• _EXERCISE AIM_:
All entries below must be retyped exactly, though pictures are to be skipped.

• _Excerpts from an interface dataset_:
○ ○ ○ ○

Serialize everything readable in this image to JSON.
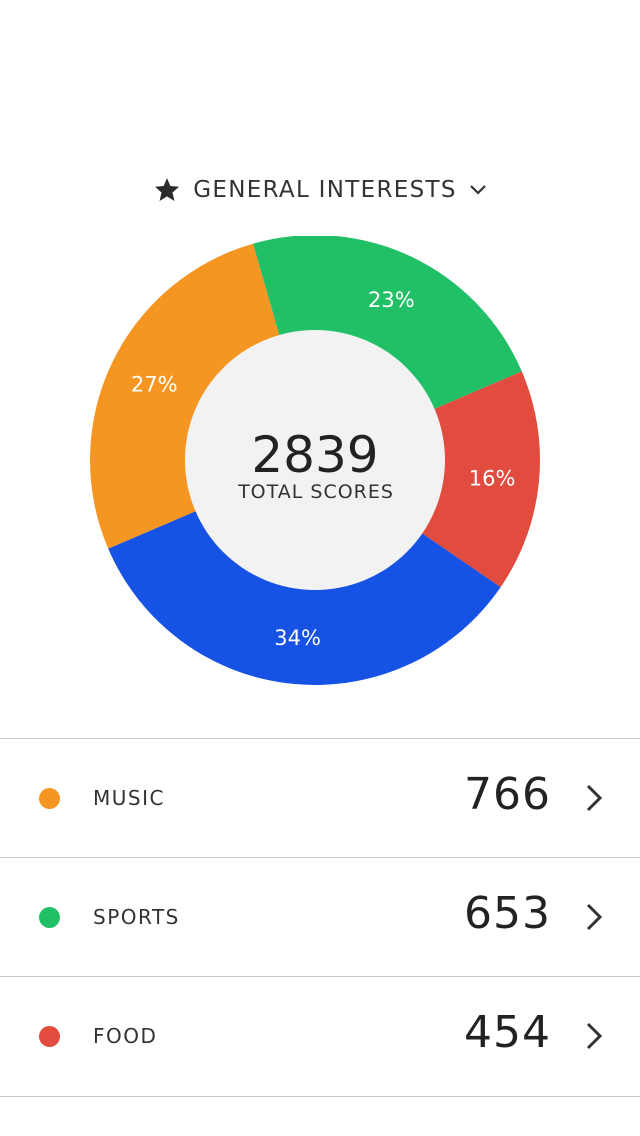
{
  "header": {
    "title": "GENERAL INTERESTS",
    "icon": "star-icon",
    "dropdown_icon": "chevron-down-icon"
  },
  "chart_data": {
    "type": "pie",
    "center_value": "2839",
    "center_label": "TOTAL SCORES",
    "slices": [
      {
        "label": "23%",
        "percent": 23,
        "color": "#22C066"
      },
      {
        "label": "16%",
        "percent": 16,
        "color": "#E14C3E"
      },
      {
        "label": "34%",
        "percent": 34,
        "color": "#1652E3"
      },
      {
        "label": "27%",
        "percent": 27,
        "color": "#F59522"
      }
    ]
  },
  "list": {
    "items": [
      {
        "label": "MUSIC",
        "value": "766",
        "color": "#F59522"
      },
      {
        "label": "SPORTS",
        "value": "653",
        "color": "#22C066"
      },
      {
        "label": "FOOD",
        "value": "454",
        "color": "#E14C3E"
      }
    ]
  }
}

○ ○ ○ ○

• _ANSWER BELOW_:
Serialize everything readable in this image to JSON.
{
  "header": {
    "title": "GENERAL INTERESTS",
    "icon": "star-icon",
    "dropdown_icon": "chevron-down-icon"
  },
  "chart_data": {
    "type": "pie",
    "center_value": "2839",
    "center_label": "TOTAL SCORES",
    "slices": [
      {
        "label": "23%",
        "percent": 23,
        "color": "#22C066"
      },
      {
        "label": "16%",
        "percent": 16,
        "color": "#E14C3E"
      },
      {
        "label": "34%",
        "percent": 34,
        "color": "#1652E3"
      },
      {
        "label": "27%",
        "percent": 27,
        "color": "#F59522"
      }
    ]
  },
  "list": {
    "items": [
      {
        "label": "MUSIC",
        "value": "766",
        "color": "#F59522"
      },
      {
        "label": "SPORTS",
        "value": "653",
        "color": "#22C066"
      },
      {
        "label": "FOOD",
        "value": "454",
        "color": "#E14C3E"
      }
    ]
  }
}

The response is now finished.